Work out how many lines of the listing below contain the word "JSON". Respond with that number only.
* * * * *
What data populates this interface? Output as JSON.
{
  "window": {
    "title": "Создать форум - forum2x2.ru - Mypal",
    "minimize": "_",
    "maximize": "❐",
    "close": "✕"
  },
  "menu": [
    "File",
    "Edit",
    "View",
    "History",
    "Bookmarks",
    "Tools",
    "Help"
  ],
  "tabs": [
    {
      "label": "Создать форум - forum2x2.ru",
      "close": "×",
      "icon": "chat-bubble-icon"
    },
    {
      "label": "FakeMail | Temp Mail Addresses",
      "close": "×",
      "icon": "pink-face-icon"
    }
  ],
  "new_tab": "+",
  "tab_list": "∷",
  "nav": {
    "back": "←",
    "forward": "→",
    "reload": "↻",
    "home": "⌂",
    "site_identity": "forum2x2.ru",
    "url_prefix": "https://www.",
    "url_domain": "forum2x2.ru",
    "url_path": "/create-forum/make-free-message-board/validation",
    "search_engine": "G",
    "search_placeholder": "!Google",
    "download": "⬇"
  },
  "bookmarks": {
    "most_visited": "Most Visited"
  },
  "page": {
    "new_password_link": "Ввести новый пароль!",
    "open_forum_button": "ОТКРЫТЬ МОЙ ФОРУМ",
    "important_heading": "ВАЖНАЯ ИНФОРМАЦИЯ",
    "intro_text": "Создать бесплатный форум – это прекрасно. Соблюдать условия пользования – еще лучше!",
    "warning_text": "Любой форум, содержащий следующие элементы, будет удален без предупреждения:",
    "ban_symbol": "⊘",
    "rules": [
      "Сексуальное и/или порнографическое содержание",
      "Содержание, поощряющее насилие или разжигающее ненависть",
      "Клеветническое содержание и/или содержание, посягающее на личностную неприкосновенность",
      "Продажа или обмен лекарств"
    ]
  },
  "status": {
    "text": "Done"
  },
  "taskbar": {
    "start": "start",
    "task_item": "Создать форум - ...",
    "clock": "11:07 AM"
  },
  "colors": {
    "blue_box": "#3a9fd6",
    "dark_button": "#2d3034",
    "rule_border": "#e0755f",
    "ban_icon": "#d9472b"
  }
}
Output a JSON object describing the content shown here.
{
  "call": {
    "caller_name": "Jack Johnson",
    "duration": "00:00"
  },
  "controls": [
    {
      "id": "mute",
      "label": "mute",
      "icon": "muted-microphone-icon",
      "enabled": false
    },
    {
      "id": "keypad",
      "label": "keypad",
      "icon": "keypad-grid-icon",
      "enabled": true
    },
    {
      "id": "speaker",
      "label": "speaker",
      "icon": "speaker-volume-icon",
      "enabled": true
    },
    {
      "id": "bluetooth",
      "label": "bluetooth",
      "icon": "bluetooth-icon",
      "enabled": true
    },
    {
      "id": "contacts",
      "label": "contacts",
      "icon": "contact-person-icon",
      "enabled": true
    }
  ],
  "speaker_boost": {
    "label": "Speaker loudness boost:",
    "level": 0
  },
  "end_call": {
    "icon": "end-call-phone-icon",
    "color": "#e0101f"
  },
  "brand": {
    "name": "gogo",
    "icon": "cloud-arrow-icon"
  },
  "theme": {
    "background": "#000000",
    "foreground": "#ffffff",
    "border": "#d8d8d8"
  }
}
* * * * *
Reply to the exercise - 2